* [TASK GOAL]
If a line in the records below contains the word "Last", return that line.

+ + + +

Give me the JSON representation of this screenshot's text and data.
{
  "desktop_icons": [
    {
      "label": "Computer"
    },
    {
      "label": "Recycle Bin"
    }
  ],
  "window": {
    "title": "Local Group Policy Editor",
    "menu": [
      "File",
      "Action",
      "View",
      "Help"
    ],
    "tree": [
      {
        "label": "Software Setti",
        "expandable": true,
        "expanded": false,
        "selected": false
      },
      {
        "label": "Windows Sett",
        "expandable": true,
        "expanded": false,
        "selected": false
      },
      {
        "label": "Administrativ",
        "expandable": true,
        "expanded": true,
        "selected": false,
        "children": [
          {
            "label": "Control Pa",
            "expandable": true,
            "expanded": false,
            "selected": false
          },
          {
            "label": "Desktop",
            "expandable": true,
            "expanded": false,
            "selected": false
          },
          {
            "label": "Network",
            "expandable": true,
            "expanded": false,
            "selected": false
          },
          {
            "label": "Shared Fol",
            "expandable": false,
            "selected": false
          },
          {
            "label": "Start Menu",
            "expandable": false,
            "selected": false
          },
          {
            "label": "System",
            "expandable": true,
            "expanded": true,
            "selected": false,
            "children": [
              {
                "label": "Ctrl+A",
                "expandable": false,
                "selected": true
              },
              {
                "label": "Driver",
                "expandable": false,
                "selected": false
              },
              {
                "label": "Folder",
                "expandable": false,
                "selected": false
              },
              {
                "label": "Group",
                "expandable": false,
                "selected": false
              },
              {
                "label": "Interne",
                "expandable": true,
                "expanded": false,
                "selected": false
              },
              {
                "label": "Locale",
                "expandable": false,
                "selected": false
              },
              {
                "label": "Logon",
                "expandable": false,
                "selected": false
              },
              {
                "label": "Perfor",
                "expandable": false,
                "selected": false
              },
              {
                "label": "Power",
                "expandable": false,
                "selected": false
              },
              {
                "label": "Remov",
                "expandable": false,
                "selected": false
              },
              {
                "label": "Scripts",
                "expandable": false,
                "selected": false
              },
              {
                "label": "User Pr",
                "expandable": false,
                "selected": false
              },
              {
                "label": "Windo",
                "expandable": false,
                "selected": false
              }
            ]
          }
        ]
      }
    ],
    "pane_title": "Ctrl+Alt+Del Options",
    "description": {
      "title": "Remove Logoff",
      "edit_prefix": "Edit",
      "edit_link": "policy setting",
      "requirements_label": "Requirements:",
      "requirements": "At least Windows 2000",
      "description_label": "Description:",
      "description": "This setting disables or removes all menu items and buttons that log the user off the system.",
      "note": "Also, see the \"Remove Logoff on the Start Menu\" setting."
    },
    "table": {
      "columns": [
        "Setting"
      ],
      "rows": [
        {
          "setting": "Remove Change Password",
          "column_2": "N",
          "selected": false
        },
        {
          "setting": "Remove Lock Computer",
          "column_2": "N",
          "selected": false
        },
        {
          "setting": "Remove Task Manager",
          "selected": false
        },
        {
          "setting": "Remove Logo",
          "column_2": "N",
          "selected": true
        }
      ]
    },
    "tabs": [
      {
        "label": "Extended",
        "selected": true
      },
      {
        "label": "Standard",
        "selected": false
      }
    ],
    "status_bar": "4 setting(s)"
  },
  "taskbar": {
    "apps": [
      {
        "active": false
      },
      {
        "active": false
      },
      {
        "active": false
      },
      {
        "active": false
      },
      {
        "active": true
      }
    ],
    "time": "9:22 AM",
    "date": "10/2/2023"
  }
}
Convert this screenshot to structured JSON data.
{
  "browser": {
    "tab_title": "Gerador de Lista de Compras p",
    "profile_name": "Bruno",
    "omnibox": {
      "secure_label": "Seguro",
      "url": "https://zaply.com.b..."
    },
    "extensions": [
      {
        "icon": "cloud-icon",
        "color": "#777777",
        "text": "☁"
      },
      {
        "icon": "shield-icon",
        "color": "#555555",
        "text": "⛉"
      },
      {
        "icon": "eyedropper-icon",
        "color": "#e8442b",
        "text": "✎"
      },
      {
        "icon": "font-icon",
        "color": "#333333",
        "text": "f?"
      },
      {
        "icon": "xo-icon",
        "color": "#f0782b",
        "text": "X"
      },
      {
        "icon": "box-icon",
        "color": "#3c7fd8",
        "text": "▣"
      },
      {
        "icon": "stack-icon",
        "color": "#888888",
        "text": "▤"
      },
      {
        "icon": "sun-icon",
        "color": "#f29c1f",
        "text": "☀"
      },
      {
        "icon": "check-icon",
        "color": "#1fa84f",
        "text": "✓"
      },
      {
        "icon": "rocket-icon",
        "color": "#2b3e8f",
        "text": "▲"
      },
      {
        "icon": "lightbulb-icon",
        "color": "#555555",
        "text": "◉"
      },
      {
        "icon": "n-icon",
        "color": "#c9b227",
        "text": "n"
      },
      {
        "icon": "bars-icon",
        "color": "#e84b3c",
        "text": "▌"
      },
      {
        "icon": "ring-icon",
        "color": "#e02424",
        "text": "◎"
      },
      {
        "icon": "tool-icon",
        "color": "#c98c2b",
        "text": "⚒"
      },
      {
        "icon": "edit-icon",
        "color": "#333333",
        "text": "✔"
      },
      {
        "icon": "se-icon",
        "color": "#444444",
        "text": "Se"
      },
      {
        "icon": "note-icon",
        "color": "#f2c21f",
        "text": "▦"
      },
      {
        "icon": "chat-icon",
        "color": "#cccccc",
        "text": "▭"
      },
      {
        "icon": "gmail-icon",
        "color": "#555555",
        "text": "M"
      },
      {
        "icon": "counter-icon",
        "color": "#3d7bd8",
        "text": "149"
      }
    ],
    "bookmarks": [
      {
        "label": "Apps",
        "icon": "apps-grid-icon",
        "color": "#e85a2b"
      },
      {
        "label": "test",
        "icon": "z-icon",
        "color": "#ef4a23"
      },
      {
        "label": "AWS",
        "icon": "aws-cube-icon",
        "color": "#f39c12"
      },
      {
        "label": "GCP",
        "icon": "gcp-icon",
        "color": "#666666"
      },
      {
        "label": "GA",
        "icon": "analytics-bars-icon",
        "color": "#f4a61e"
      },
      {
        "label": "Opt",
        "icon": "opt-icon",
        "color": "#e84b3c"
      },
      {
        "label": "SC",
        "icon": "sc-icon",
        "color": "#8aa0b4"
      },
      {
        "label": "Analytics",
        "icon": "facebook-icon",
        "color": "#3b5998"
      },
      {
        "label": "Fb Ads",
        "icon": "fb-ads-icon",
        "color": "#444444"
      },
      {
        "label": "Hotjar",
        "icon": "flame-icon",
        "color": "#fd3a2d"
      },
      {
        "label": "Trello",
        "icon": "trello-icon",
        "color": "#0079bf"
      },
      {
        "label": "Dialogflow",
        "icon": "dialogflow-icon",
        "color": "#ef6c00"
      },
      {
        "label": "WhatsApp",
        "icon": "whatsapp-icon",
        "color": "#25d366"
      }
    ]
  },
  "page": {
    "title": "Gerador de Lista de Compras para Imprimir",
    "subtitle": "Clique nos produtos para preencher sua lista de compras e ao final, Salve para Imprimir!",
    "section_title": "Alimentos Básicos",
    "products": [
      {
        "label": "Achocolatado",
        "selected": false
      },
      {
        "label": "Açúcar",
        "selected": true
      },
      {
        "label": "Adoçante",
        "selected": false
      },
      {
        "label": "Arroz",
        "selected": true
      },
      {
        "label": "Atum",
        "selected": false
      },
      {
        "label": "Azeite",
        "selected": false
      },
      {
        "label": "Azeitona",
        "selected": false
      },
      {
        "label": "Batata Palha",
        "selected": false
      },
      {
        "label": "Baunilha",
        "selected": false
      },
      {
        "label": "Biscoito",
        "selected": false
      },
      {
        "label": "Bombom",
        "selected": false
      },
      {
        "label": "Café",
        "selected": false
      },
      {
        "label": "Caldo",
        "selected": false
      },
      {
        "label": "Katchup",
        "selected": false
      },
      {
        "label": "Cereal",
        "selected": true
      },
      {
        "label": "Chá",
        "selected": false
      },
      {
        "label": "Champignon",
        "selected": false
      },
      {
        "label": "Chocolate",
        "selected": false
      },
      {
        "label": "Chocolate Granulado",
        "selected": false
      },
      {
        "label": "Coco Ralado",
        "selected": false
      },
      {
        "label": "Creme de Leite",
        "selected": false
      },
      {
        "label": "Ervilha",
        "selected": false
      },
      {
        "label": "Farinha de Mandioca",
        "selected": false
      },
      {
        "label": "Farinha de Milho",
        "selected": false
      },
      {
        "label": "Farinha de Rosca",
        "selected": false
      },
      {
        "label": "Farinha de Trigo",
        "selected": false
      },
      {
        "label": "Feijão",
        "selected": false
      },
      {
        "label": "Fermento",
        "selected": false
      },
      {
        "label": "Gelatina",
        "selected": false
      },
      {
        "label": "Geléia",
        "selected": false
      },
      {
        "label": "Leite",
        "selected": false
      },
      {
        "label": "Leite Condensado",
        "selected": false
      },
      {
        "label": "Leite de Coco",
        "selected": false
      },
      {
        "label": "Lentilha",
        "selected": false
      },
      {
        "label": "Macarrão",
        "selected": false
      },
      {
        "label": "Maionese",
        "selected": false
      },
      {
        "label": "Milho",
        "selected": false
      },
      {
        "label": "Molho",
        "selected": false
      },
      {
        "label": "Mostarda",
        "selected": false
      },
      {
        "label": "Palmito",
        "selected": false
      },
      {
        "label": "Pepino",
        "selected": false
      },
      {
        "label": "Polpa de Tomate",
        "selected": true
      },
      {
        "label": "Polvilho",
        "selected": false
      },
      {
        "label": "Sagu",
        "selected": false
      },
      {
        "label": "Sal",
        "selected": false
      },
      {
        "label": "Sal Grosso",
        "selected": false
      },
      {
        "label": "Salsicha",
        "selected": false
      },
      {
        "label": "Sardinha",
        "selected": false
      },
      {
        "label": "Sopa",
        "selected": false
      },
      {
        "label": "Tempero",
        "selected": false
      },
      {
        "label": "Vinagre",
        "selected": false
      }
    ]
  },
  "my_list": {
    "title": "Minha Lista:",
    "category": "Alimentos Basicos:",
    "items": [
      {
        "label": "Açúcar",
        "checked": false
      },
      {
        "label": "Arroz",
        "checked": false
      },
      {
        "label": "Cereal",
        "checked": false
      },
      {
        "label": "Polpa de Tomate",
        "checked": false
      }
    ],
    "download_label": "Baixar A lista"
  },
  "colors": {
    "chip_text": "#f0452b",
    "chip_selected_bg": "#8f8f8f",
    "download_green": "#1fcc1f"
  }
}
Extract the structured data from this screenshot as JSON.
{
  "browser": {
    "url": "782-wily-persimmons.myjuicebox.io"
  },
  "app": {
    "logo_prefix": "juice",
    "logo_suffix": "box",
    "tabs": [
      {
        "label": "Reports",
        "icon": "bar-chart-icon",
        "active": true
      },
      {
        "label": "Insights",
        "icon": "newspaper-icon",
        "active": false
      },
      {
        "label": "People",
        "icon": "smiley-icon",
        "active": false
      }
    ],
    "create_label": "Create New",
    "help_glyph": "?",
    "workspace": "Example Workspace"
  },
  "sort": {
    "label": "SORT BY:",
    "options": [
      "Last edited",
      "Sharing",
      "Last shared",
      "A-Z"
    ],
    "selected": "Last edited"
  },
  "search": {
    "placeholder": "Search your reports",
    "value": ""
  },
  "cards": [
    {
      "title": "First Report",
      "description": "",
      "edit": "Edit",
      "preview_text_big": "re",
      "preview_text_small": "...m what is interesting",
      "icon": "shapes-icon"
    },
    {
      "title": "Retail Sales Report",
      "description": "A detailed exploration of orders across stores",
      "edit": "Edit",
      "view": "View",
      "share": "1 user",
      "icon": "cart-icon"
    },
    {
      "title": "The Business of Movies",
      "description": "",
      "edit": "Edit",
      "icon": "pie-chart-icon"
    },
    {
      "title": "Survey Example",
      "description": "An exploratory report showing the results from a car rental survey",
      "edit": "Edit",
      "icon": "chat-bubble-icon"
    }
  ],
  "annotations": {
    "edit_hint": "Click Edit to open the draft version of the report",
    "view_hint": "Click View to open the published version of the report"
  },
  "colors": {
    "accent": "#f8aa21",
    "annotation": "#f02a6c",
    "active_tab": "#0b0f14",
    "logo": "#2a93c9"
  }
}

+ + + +

* [TASK RESPONSE]
      "Last edited",
      "Last shared",
    "selected": "Last edited"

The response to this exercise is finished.